-- WHAT NEEDS TO BE DONE --
The whole listing needs to be written out exactly, except for any images.

*** DATASET Section Begins ***

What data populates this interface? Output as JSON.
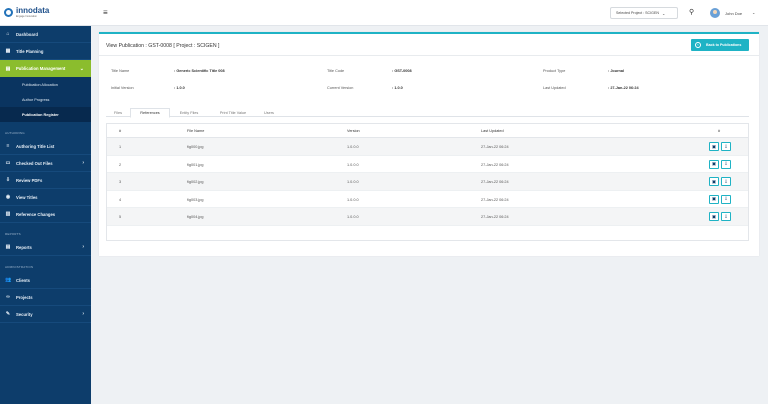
{
  "app": {
    "logo_name": "innodata",
    "logo_tagline": "Engage Innovation"
  },
  "sidebar": {
    "dashboard": "Dashboard",
    "title_planning": "Title Planning",
    "publication_management": "Publication Management",
    "sub_items": [
      "Publication Allocation",
      "Author Progress",
      "Publication Register"
    ],
    "section_authoring": "AUTHORING",
    "authoring_items": [
      "Authoring Title List",
      "Checked Out Files",
      "Review PDFs",
      "View Titles",
      "Reference Changes"
    ],
    "section_reports": "REPORTS",
    "reports": "Reports",
    "section_admin": "ADMINISTRATION",
    "admin_items": [
      "Clients",
      "Projects",
      "Security"
    ]
  },
  "topbar": {
    "project_selector": "Selected Project : SCIGEN",
    "user_name": "John Doe"
  },
  "page": {
    "title": "View Publication : GST-0008 [ Project : SCIGEN ]",
    "back_button": "Back to Publications",
    "meta": {
      "title_name_label": "Title Name",
      "title_name_value": ": Generic Scientific Title 008",
      "title_code_label": "Title Code",
      "title_code_value": ": GST-0008",
      "product_type_label": "Product Type",
      "product_type_value": ": Journal",
      "initial_version_label": "Initial Version",
      "initial_version_value": ": 1.0.0",
      "current_version_label": "Current Version",
      "current_version_value": ": 1.0.0",
      "last_updated_label": "Last Updated",
      "last_updated_value": ": 27-Jan-22 06:24"
    },
    "tabs": [
      "Files",
      "References",
      "Entity Files",
      "Print Title Value",
      "Users"
    ],
    "table": {
      "headers": [
        "#",
        "File Name",
        "Version",
        "Last Updated",
        "#"
      ],
      "rows": [
        {
          "num": "1",
          "file": "fig000.jpg",
          "version": "1.0.0.0",
          "updated": "27-Jan-22 06:24"
        },
        {
          "num": "2",
          "file": "fig001.jpg",
          "version": "1.0.0.0",
          "updated": "27-Jan-22 06:24"
        },
        {
          "num": "3",
          "file": "fig002.jpg",
          "version": "1.0.0.0",
          "updated": "27-Jan-22 06:24"
        },
        {
          "num": "4",
          "file": "fig003.jpg",
          "version": "1.0.0.0",
          "updated": "27-Jan-22 06:24"
        },
        {
          "num": "5",
          "file": "fig004.jpg",
          "version": "1.0.0.0",
          "updated": "27-Jan-22 06:24"
        }
      ]
    }
  },
  "colors": {
    "sidebar_bg": "#0d3d6b",
    "active_green": "#8bbd2d",
    "accent_teal": "#1fb3c5"
  },
  "icons": [
    "home-icon",
    "calendar-icon",
    "folder-icon",
    "file-icon",
    "download-icon",
    "eye-icon",
    "book-icon",
    "chart-icon",
    "users-icon",
    "link-icon",
    "wrench-icon",
    "search-icon",
    "back-icon",
    "view-icon"
  ]
}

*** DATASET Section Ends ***

-- WORKED SOLUTION --
What data populates this interface? Output as JSON.
{
  "app": {
    "logo_name": "innodata",
    "logo_tagline": "Engage Innovation"
  },
  "sidebar": {
    "dashboard": "Dashboard",
    "title_planning": "Title Planning",
    "publication_management": "Publication Management",
    "sub_items": [
      "Publication Allocation",
      "Author Progress",
      "Publication Register"
    ],
    "section_authoring": "AUTHORING",
    "authoring_items": [
      "Authoring Title List",
      "Checked Out Files",
      "Review PDFs",
      "View Titles",
      "Reference Changes"
    ],
    "section_reports": "REPORTS",
    "reports": "Reports",
    "section_admin": "ADMINISTRATION",
    "admin_items": [
      "Clients",
      "Projects",
      "Security"
    ]
  },
  "topbar": {
    "project_selector": "Selected Project : SCIGEN",
    "user_name": "John Doe"
  },
  "page": {
    "title": "View Publication : GST-0008 [ Project : SCIGEN ]",
    "back_button": "Back to Publications",
    "meta": {
      "title_name_label": "Title Name",
      "title_name_value": ": Generic Scientific Title 008",
      "title_code_label": "Title Code",
      "title_code_value": ": GST-0008",
      "product_type_label": "Product Type",
      "product_type_value": ": Journal",
      "initial_version_label": "Initial Version",
      "initial_version_value": ": 1.0.0",
      "current_version_label": "Current Version",
      "current_version_value": ": 1.0.0",
      "last_updated_label": "Last Updated",
      "last_updated_value": ": 27-Jan-22 06:24"
    },
    "tabs": [
      "Files",
      "References",
      "Entity Files",
      "Print Title Value",
      "Users"
    ],
    "table": {
      "headers": [
        "#",
        "File Name",
        "Version",
        "Last Updated",
        "#"
      ],
      "rows": [
        {
          "num": "1",
          "file": "fig000.jpg",
          "version": "1.0.0.0",
          "updated": "27-Jan-22 06:24"
        },
        {
          "num": "2",
          "file": "fig001.jpg",
          "version": "1.0.0.0",
          "updated": "27-Jan-22 06:24"
        },
        {
          "num": "3",
          "file": "fig002.jpg",
          "version": "1.0.0.0",
          "updated": "27-Jan-22 06:24"
        },
        {
          "num": "4",
          "file": "fig003.jpg",
          "version": "1.0.0.0",
          "updated": "27-Jan-22 06:24"
        },
        {
          "num": "5",
          "file": "fig004.jpg",
          "version": "1.0.0.0",
          "updated": "27-Jan-22 06:24"
        }
      ]
    }
  },
  "colors": {
    "sidebar_bg": "#0d3d6b",
    "active_green": "#8bbd2d",
    "accent_teal": "#1fb3c5"
  },
  "icons": [
    "home-icon",
    "calendar-icon",
    "folder-icon",
    "file-icon",
    "download-icon",
    "eye-icon",
    "book-icon",
    "chart-icon",
    "users-icon",
    "link-icon",
    "wrench-icon",
    "search-icon",
    "back-icon",
    "view-icon"
  ]
}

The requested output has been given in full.